### What the task asks
Look through the listing below and report the lines that have the word "hint" in them.

### Data for review
Content starts
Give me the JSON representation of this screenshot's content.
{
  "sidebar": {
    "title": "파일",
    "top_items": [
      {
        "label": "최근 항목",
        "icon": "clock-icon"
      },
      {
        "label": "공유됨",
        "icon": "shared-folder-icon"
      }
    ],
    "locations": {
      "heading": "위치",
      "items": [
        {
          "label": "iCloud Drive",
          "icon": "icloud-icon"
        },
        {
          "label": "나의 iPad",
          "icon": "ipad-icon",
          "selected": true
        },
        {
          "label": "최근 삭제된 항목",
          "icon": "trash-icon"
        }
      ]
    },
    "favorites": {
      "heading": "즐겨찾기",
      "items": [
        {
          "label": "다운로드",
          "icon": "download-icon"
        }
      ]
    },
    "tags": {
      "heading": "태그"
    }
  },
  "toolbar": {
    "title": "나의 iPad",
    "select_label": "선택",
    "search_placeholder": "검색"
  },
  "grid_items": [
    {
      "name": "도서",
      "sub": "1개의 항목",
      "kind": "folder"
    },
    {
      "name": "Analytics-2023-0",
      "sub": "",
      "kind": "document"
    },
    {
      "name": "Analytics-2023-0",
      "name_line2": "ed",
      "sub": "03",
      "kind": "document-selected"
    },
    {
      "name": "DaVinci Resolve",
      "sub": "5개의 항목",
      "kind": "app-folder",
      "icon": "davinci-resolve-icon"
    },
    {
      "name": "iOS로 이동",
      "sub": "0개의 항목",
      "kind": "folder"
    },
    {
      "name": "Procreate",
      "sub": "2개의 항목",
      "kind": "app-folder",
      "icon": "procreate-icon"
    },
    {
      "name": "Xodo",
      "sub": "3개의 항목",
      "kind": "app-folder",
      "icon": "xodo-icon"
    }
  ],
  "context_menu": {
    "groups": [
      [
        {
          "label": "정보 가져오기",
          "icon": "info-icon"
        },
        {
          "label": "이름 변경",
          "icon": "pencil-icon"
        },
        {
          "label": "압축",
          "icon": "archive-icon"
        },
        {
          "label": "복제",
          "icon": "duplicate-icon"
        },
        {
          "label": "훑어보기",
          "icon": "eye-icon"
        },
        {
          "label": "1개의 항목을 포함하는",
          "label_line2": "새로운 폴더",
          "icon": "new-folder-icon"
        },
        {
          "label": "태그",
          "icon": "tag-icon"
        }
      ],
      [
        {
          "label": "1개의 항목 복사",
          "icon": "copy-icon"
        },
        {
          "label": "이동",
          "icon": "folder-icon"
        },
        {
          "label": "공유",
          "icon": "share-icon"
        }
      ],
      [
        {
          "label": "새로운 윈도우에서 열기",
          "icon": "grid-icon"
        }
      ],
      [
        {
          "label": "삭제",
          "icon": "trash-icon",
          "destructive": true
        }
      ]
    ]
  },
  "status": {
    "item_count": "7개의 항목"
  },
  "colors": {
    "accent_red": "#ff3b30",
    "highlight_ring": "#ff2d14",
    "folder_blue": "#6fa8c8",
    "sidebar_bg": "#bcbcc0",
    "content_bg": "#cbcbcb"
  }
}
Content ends
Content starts
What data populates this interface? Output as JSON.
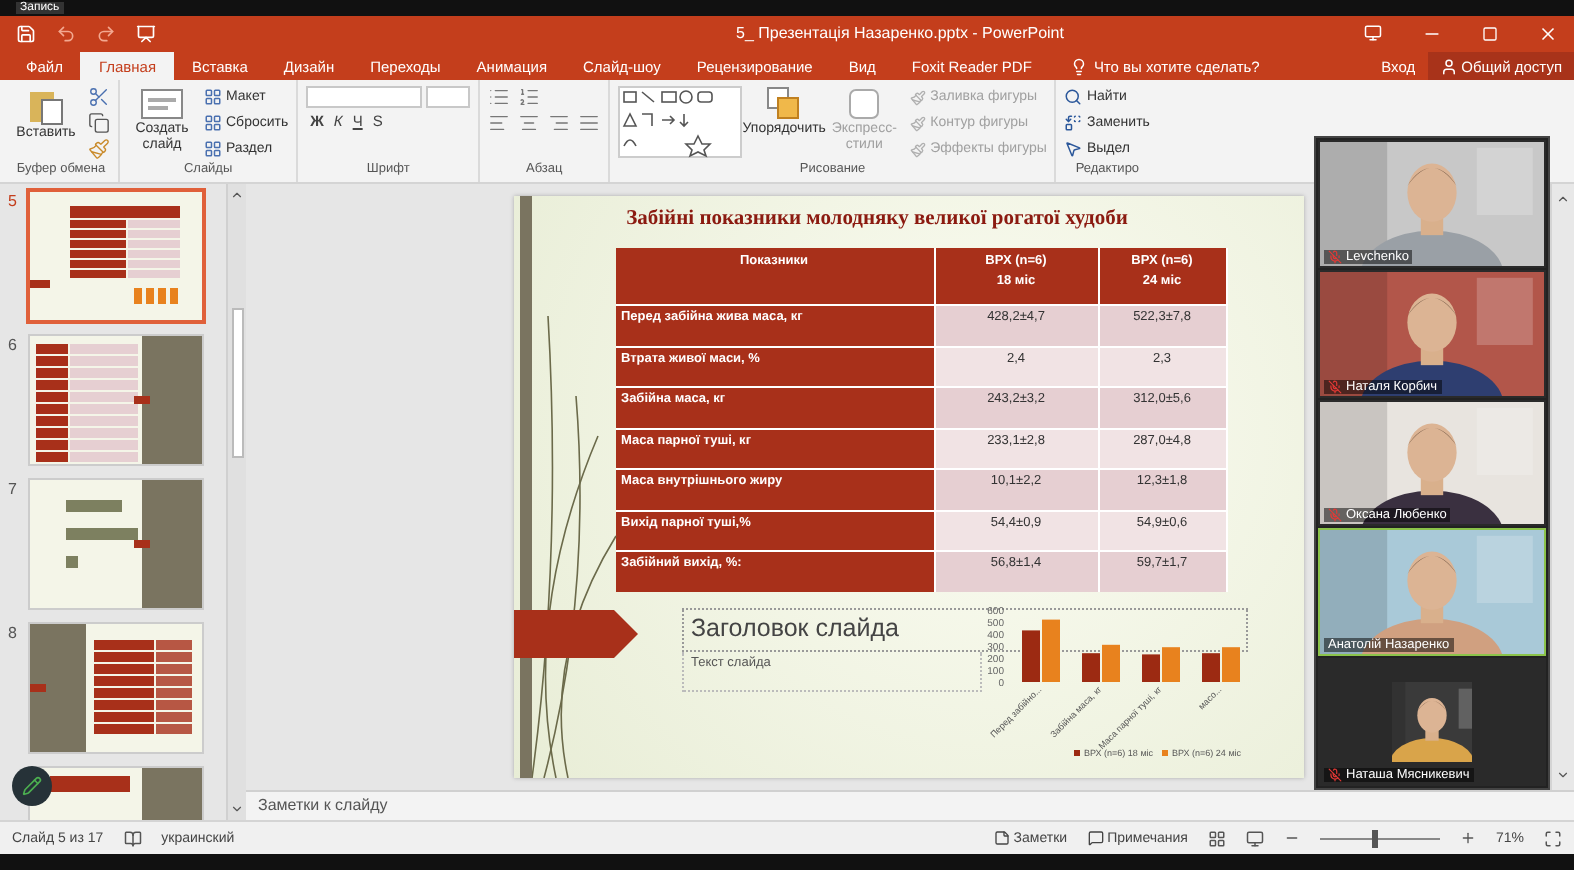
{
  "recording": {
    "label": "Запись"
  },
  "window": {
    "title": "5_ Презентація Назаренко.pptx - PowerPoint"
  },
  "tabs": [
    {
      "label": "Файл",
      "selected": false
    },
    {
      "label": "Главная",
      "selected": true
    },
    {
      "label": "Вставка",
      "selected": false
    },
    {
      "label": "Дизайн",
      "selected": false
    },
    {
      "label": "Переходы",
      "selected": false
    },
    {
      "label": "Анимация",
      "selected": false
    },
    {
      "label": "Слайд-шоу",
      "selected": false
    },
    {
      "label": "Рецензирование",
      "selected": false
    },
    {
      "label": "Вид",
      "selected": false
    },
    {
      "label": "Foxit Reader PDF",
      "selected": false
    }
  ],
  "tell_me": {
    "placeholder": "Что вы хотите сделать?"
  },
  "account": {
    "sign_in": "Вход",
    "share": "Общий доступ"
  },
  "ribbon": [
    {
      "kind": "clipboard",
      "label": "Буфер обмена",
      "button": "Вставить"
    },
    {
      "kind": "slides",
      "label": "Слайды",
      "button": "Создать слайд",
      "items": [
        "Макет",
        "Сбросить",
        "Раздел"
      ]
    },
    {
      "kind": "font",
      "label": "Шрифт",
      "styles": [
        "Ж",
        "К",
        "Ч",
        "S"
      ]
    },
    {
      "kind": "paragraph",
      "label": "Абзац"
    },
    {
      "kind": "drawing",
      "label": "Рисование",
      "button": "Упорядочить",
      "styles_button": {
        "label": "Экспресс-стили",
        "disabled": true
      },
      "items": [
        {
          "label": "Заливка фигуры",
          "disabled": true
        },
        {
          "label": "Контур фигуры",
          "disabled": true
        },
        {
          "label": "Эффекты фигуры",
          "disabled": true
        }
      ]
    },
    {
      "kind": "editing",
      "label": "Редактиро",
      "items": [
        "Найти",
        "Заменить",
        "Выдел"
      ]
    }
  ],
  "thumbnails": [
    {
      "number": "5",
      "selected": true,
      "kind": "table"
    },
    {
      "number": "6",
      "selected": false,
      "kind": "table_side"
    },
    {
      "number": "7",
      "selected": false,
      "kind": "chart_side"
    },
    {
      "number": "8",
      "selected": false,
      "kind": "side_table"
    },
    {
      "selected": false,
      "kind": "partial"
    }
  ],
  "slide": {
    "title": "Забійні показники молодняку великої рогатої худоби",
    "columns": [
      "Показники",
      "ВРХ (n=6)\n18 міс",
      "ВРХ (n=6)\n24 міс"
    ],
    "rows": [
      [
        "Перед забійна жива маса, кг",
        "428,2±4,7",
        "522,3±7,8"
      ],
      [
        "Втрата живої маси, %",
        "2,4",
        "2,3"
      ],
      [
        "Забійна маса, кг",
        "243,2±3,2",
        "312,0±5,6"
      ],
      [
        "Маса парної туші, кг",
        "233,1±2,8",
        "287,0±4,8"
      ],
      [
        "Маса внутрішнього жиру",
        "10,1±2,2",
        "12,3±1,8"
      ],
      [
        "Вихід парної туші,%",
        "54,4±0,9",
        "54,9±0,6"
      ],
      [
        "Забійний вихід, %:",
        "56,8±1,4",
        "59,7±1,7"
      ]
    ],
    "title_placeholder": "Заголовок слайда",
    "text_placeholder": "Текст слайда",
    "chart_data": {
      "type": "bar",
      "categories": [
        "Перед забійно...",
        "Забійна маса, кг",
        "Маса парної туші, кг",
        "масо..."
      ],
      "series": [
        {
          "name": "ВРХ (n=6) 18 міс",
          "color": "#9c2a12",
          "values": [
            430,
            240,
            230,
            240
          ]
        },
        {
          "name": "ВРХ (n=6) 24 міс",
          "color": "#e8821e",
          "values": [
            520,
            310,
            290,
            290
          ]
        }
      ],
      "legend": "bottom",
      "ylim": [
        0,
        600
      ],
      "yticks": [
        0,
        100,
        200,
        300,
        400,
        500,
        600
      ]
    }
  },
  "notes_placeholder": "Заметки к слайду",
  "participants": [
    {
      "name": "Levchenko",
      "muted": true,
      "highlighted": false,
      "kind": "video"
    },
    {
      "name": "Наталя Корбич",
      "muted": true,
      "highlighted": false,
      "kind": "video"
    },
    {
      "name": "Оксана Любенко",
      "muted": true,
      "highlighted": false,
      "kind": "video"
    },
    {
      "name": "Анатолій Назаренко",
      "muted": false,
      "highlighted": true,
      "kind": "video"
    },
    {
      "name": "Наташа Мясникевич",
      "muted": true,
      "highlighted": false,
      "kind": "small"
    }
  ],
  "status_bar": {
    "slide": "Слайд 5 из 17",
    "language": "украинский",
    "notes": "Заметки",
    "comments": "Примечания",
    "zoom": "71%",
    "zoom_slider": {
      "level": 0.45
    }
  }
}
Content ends
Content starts
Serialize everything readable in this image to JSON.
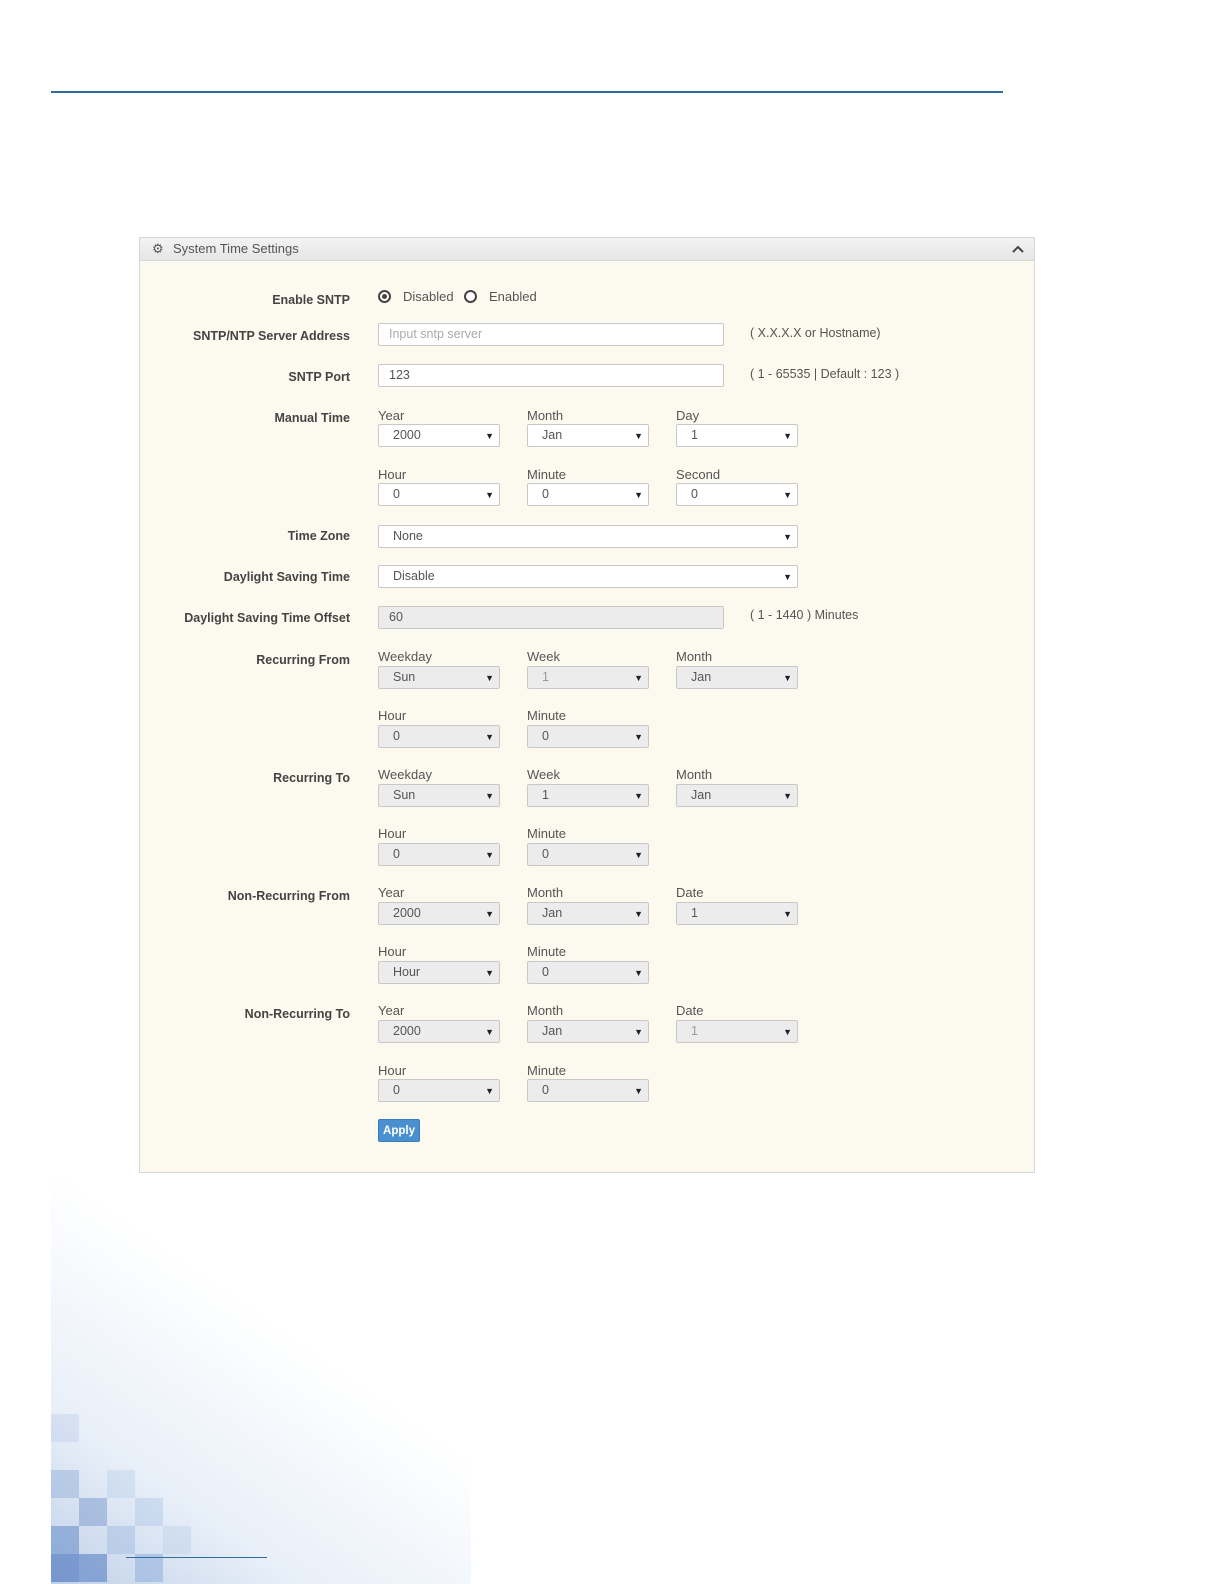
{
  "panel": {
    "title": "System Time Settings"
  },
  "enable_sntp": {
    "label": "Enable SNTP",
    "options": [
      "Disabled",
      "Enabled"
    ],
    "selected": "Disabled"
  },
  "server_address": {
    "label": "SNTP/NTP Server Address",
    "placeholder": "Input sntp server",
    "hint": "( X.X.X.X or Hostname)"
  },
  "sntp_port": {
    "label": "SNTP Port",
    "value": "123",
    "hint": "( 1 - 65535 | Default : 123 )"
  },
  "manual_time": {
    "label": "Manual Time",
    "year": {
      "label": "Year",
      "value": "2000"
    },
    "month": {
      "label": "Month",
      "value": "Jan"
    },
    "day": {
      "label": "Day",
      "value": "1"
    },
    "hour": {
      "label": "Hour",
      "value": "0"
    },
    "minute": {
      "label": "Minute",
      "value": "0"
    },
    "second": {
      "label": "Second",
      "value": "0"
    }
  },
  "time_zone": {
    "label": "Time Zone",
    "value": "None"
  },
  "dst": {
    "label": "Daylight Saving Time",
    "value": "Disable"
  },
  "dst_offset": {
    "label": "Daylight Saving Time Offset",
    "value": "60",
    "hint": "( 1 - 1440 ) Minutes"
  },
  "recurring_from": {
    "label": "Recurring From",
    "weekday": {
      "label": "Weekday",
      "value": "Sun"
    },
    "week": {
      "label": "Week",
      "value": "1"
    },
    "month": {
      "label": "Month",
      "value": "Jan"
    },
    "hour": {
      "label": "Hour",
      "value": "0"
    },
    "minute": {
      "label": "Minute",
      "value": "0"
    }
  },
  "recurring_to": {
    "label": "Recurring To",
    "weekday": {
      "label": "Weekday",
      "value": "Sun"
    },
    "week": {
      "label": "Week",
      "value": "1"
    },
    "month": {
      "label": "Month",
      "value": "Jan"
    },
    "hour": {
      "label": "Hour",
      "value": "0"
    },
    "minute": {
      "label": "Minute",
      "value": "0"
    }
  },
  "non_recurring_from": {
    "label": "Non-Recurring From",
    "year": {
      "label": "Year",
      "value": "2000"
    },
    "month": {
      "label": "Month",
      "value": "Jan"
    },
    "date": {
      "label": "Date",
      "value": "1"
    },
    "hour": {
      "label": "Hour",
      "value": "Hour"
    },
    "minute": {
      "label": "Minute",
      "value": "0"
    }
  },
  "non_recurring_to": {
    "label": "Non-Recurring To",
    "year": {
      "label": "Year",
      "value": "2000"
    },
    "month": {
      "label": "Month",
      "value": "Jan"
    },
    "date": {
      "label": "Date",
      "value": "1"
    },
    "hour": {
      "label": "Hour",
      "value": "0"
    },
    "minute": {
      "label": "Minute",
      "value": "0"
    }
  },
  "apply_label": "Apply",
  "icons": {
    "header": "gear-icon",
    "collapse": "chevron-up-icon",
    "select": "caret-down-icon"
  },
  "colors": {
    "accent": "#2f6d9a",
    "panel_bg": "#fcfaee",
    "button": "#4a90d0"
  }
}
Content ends
### Answer space
    "hint": "( X.X.X.X or Hostname)"
    "hint": "( 1 - 65535 | Default : 123 )"
    "hint": "( 1 - 1440 ) Minutes"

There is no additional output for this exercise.